Whatever the Legislature does address, school representatives made their requests assuming all bets are off on protecting education.
“Our stance is we’re down to the bone already,” Clovis Municipal Schools Superintendent Terry Myers said. “We can’t stand any more cuts.”
Myers said the area would be bolstered by construction provided $80 million over the next three years is protected for upgrades he feels are necessary with population ramping up at Cannon Air Force Base. Hundreds of personnel arrive each year for its Special Operations Command mission, he said, and many of them have children in the early grade levels.
John Neibling, president of Clovis Community College, pointed out that the two-year institution is seeing enrollment raise to its high point in 2004, months before Cannon — then operating a fighter wing — was recommended for closure.

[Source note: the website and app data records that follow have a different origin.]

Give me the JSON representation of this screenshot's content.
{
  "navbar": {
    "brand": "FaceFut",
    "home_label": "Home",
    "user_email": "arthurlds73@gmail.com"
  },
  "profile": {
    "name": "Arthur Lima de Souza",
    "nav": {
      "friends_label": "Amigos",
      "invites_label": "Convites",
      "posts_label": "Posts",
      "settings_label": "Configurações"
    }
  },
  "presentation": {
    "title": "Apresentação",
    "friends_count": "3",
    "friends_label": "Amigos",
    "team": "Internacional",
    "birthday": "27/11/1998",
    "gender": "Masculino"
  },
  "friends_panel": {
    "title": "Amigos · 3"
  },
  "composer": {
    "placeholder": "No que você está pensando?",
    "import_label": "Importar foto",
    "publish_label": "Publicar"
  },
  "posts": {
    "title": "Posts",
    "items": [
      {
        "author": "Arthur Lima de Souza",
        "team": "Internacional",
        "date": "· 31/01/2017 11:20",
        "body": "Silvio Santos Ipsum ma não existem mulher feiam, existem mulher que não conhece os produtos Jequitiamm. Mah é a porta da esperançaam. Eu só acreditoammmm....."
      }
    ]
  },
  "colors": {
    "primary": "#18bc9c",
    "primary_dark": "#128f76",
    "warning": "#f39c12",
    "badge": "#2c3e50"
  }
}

“Our perspective is this: Recognize the growth, and minimize the cuts,” Neibling said.
Dodge said he understood the educator perspective after spending three decades in education. He added that when he was principal at Santa Rosa High School in 1997, CCC was the only institution that would work with the school on concurrent enrollment.
“I’ll be forever grateful for that,” he said.
McClure said New Mexico unemployment is around 8.2 percent, below the 9.6 percent national average. But she said while Curry County usually has 3 to 4 percent unemployment, unemployment is as high as 19 percent in Luna County. Many of those are about to see unemployment insurance benefits run out, and insurance payments for the unemployed could more than triple to stabilize the pot.